“That model of community listening and feedback is exactly what we try to lead with,” says Janean. The Community Foundation will continue to ask questions about what our role beyond the Michigan Justice Fund in the space of criminal justice reform could be. “We are continuing to lean into the different ways we can center community.” 

12 Grants from the Michigan Justice Fund 
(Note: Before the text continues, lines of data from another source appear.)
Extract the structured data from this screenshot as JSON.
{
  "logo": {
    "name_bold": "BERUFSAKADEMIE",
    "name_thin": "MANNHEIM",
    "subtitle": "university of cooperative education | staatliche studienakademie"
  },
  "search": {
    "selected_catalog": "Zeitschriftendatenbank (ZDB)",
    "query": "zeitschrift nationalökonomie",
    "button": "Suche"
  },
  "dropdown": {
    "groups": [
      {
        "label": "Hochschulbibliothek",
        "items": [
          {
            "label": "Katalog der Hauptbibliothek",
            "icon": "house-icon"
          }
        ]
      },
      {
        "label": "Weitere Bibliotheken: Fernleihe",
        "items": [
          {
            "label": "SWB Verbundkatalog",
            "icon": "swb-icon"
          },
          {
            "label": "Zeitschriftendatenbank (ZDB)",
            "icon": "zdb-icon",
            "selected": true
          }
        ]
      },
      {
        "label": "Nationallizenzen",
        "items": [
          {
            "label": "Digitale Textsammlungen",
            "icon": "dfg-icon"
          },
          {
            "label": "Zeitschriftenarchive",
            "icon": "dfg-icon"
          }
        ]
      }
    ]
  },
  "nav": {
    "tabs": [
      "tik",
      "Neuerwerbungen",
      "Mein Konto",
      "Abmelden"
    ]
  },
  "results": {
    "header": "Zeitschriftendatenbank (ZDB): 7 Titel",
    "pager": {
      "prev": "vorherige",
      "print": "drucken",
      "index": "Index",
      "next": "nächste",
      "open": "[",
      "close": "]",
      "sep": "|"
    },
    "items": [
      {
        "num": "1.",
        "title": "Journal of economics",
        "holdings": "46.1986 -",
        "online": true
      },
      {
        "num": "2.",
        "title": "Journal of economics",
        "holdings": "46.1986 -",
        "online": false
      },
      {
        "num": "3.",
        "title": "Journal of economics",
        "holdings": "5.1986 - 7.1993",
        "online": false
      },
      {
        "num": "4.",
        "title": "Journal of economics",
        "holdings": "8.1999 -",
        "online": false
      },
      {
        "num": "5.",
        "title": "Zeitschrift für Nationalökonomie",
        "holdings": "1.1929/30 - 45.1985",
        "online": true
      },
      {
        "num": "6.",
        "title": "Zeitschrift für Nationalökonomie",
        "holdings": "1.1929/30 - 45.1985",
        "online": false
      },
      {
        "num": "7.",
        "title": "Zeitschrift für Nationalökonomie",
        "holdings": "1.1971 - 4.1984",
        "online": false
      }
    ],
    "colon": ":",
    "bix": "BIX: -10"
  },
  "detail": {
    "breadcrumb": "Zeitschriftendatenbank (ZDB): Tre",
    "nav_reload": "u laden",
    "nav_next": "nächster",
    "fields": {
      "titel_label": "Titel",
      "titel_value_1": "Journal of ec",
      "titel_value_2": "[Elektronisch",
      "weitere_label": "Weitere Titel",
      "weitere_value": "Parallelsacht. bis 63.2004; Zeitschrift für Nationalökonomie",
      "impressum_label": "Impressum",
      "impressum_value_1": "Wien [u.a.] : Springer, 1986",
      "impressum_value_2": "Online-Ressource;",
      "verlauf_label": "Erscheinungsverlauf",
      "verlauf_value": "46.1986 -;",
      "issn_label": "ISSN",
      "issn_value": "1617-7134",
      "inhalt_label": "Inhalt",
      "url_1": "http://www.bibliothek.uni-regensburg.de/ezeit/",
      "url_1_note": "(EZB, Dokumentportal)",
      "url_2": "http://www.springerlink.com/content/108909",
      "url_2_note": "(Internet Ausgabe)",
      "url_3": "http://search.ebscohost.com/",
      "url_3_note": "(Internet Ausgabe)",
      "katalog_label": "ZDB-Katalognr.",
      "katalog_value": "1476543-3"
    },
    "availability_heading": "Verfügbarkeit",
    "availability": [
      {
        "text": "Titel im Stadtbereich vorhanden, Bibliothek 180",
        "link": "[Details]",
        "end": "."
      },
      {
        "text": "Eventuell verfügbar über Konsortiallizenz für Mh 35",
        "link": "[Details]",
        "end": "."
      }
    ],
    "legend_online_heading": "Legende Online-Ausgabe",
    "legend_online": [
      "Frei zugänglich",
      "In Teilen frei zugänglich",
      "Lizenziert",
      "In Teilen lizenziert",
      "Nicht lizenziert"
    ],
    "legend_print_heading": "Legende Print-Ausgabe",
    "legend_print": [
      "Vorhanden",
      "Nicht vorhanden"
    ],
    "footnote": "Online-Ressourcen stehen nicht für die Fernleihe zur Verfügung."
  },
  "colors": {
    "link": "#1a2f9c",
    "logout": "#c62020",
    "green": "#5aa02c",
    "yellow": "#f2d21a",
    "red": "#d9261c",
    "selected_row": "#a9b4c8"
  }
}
  • ACLU Fund of Michigan – $316,320 for the Prosecutor Transparency Project, a research partnership with the Washtenaw, Oakland, and Ingham County prosecutors’ offices to examine prosecutorial decision-making impact on racial Minorities
  • Aspen Institute – $175,000 for the Aspen Criminal Justice Reform Initiative to launch the planning process for the Grand Rapids Justice and Governance Partnership, which is designed to advance multi-sector, jurisdictional approaches to reduce the reliance on the justice system
  • Center for Employment Opportunities – $200,000 to launch a Participant Advisory Council, a group of program alumni and participants designed to inform and lead justice reform efforts throughout Michigan
  • Citizens for Racial Equity in Washtenaw – $200,000 to address racial disparities across Washtenaw County’s juvenile and adult criminal legal systems
  • LINC UP – $80,000 for public education efforts and development of alternatives to current budgetary priorities in Grand Rapids
  • Michigan League for Public Policy – $400,000 to coordinate collaborative criminal legal reform efforts focused on racial equity and representation of justice-impacted people through the Michigan Collaborative to End Mass Incarceration
  • Michigan Prison Doula Initiative – $50,000 to grow childbirth preparation and doula support programs for incarcerated pregnant people
  • Neighborhood Defender Service – $200,000 for eviction/housing defense legal services for criminal defense clients in Wayne County
  • St. Luke N.E.W. Life Center – $200,000 for a collaborative program with M.A.D.E. Institute to provide returning citizens in transitional housing in Genesee County with job readiness training and work opportunities
  • Wayne State University – $200,000 for a pilot program designed to increase the success and economic mobility of formerly incarcerated individuals through strengthening access to higher education
  • Women’s Resource Center – $200,000 to expand New Beginnings, a program that provides women who are returning to the community after incarceration with education and employment services and support, to Muskegon and Ottawa counties
  • Youth Justice Fund – $50,000 for a trauma-informed, peer-support program that provides wraparound services for returning citizens who were incarcerated as youth

Participating funders of the Michigan Justice Fund include Blue Meridian Partners on behalf of the Justice and Mobility Fund, the Community Foundation for Southeast MichiganCommunity Foundation of Greater FlintDTE Energy FoundationEthel & James Flinn FoundationFord FoundationGrand Rapids Community FoundationHudson-Webber FoundationJoyce FoundationJPMorgan Chase, KresgePublic Welfare FoundationRuth Mott Foundation and W.K. Kellogg Foundation.

As the Michigan Justice Fund looks forward, the collaborative will continue to strengthen the capacity of those working for justice reform, shift the narrative on incarceration, and build a network of engaged and informed funders.